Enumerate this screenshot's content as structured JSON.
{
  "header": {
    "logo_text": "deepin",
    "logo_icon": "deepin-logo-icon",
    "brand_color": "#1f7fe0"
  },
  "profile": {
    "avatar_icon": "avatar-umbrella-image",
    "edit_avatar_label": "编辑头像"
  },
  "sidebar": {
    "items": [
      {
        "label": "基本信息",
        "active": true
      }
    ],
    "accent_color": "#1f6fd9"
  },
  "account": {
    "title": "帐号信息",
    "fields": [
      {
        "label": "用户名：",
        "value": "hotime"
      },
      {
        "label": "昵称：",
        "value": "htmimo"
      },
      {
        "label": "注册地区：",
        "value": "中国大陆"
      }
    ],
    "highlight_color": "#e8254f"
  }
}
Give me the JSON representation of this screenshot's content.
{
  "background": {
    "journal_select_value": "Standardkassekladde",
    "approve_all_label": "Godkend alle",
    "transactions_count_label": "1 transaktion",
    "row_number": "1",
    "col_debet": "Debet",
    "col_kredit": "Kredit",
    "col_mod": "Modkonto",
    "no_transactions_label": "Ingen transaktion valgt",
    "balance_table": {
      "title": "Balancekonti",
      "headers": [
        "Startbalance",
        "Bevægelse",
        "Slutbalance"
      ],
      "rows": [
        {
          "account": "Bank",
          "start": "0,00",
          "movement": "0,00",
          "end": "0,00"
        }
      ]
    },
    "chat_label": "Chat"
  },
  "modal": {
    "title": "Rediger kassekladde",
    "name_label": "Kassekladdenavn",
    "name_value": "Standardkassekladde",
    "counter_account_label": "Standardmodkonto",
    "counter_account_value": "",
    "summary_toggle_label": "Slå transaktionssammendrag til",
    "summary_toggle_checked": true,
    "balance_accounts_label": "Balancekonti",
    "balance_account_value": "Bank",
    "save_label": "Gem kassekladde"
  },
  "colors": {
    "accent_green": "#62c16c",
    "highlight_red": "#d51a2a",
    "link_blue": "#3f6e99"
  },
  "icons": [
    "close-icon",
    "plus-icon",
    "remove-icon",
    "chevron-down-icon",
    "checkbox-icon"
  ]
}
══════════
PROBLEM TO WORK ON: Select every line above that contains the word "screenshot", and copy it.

YOUR SOLUTION:
Enumerate this screenshot's content as structured JSON.
Give me the JSON representation of this screenshot's content.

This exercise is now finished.